------ LISTED ENTRIES ------

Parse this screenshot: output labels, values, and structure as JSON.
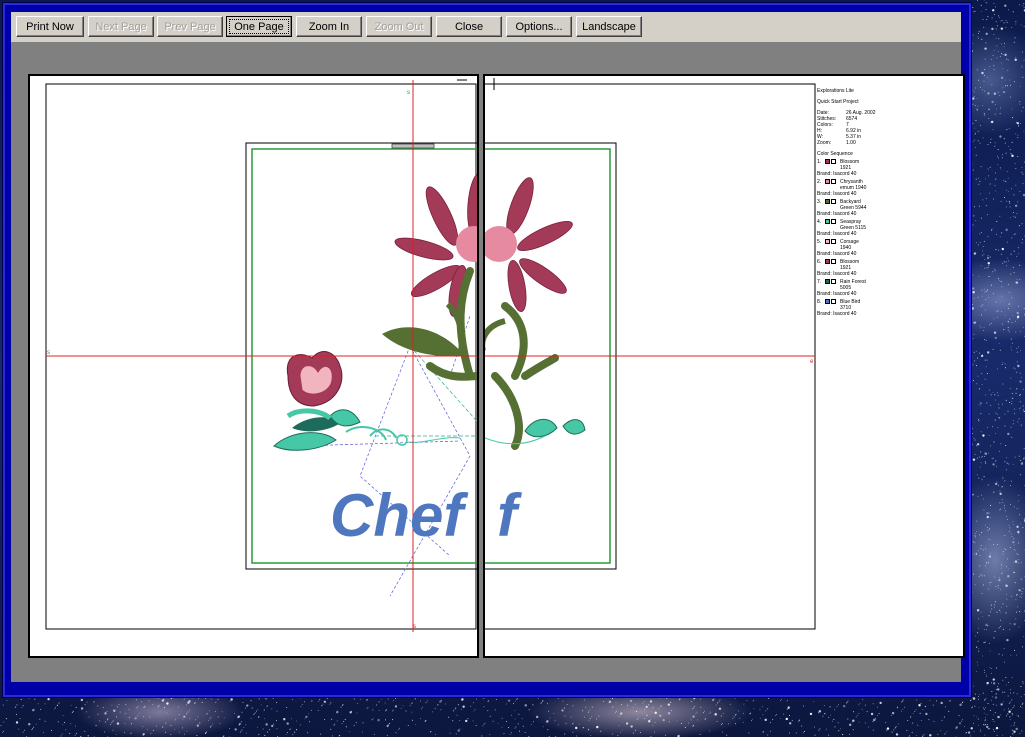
{
  "toolbar": {
    "buttons": [
      {
        "label": "Print Now",
        "enabled": true
      },
      {
        "label": "Next Page",
        "enabled": false
      },
      {
        "label": "Prev Page",
        "enabled": false
      },
      {
        "label": "One Page",
        "enabled": true,
        "active": true
      },
      {
        "label": "Zoom In",
        "enabled": true
      },
      {
        "label": "Zoom Out",
        "enabled": false
      },
      {
        "label": "Close",
        "enabled": true
      },
      {
        "label": "Options...",
        "enabled": true
      },
      {
        "label": "Landscape",
        "enabled": true
      }
    ]
  },
  "design": {
    "text": "Chef",
    "hidden_letter": "f",
    "crosshair_labels": {
      "top": "s",
      "left": "s",
      "right": "e",
      "bottom": "s"
    }
  },
  "info": {
    "app": "Explorations Lite",
    "project": "Quick Start Project",
    "fields": [
      {
        "label": "Date:",
        "value": "26 Aug. 2002"
      },
      {
        "label": "Stitches:",
        "value": "6574"
      },
      {
        "label": "Colors:",
        "value": "7"
      },
      {
        "label": "H:",
        "value": "6.92 in"
      },
      {
        "label": "W:",
        "value": "5.37 in"
      },
      {
        "label": "Zoom:",
        "value": "1.00"
      }
    ],
    "sequence_title": "Color Sequence",
    "sequence": [
      {
        "num": "1.",
        "name": "Blossom",
        "code": "1921",
        "brand": "Brand: Isacord 40",
        "color": "#a33a58"
      },
      {
        "num": "2.",
        "name": "Chrysanth",
        "code": "emum 1940",
        "brand": "Brand: Isacord 40",
        "color": "#e58aa0"
      },
      {
        "num": "3.",
        "name": "Backyard",
        "code": "Green 5944",
        "brand": "Brand: Isacord 40",
        "color": "#566f33"
      },
      {
        "num": "4.",
        "name": "Seaspray",
        "code": "Green 5115",
        "brand": "Brand: Isacord 40",
        "color": "#46c8a6"
      },
      {
        "num": "5.",
        "name": "Corsage",
        "code": "1940",
        "brand": "Brand: Isacord 40",
        "color": "#f2b5c0"
      },
      {
        "num": "6.",
        "name": "Blossom",
        "code": "1921",
        "brand": "Brand: Isacord 40",
        "color": "#a33a58"
      },
      {
        "num": "7.",
        "name": "Rain Forest",
        "code": "5005",
        "brand": "Brand: Isacord 40",
        "color": "#1d6b5a"
      },
      {
        "num": "8.",
        "name": "Blue Bird",
        "code": "3710",
        "brand": "Brand: Isacord 40",
        "color": "#4f77c0"
      }
    ]
  }
}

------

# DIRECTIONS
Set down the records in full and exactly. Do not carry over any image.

# EXERCISE RESPONSE
Parse this screenshot: output labels, values, and structure as JSON.
{
  "toolbar": {
    "buttons": [
      {
        "label": "Print Now",
        "enabled": true
      },
      {
        "label": "Next Page",
        "enabled": false
      },
      {
        "label": "Prev Page",
        "enabled": false
      },
      {
        "label": "One Page",
        "enabled": true,
        "active": true
      },
      {
        "label": "Zoom In",
        "enabled": true
      },
      {
        "label": "Zoom Out",
        "enabled": false
      },
      {
        "label": "Close",
        "enabled": true
      },
      {
        "label": "Options...",
        "enabled": true
      },
      {
        "label": "Landscape",
        "enabled": true
      }
    ]
  },
  "design": {
    "text": "Chef",
    "hidden_letter": "f",
    "crosshair_labels": {
      "top": "s",
      "left": "s",
      "right": "e",
      "bottom": "s"
    }
  },
  "info": {
    "app": "Explorations Lite",
    "project": "Quick Start Project",
    "fields": [
      {
        "label": "Date:",
        "value": "26 Aug. 2002"
      },
      {
        "label": "Stitches:",
        "value": "6574"
      },
      {
        "label": "Colors:",
        "value": "7"
      },
      {
        "label": "H:",
        "value": "6.92 in"
      },
      {
        "label": "W:",
        "value": "5.37 in"
      },
      {
        "label": "Zoom:",
        "value": "1.00"
      }
    ],
    "sequence_title": "Color Sequence",
    "sequence": [
      {
        "num": "1.",
        "name": "Blossom",
        "code": "1921",
        "brand": "Brand: Isacord 40",
        "color": "#a33a58"
      },
      {
        "num": "2.",
        "name": "Chrysanth",
        "code": "emum 1940",
        "brand": "Brand: Isacord 40",
        "color": "#e58aa0"
      },
      {
        "num": "3.",
        "name": "Backyard",
        "code": "Green 5944",
        "brand": "Brand: Isacord 40",
        "color": "#566f33"
      },
      {
        "num": "4.",
        "name": "Seaspray",
        "code": "Green 5115",
        "brand": "Brand: Isacord 40",
        "color": "#46c8a6"
      },
      {
        "num": "5.",
        "name": "Corsage",
        "code": "1940",
        "brand": "Brand: Isacord 40",
        "color": "#f2b5c0"
      },
      {
        "num": "6.",
        "name": "Blossom",
        "code": "1921",
        "brand": "Brand: Isacord 40",
        "color": "#a33a58"
      },
      {
        "num": "7.",
        "name": "Rain Forest",
        "code": "5005",
        "brand": "Brand: Isacord 40",
        "color": "#1d6b5a"
      },
      {
        "num": "8.",
        "name": "Blue Bird",
        "code": "3710",
        "brand": "Brand: Isacord 40",
        "color": "#4f77c0"
      }
    ]
  }
}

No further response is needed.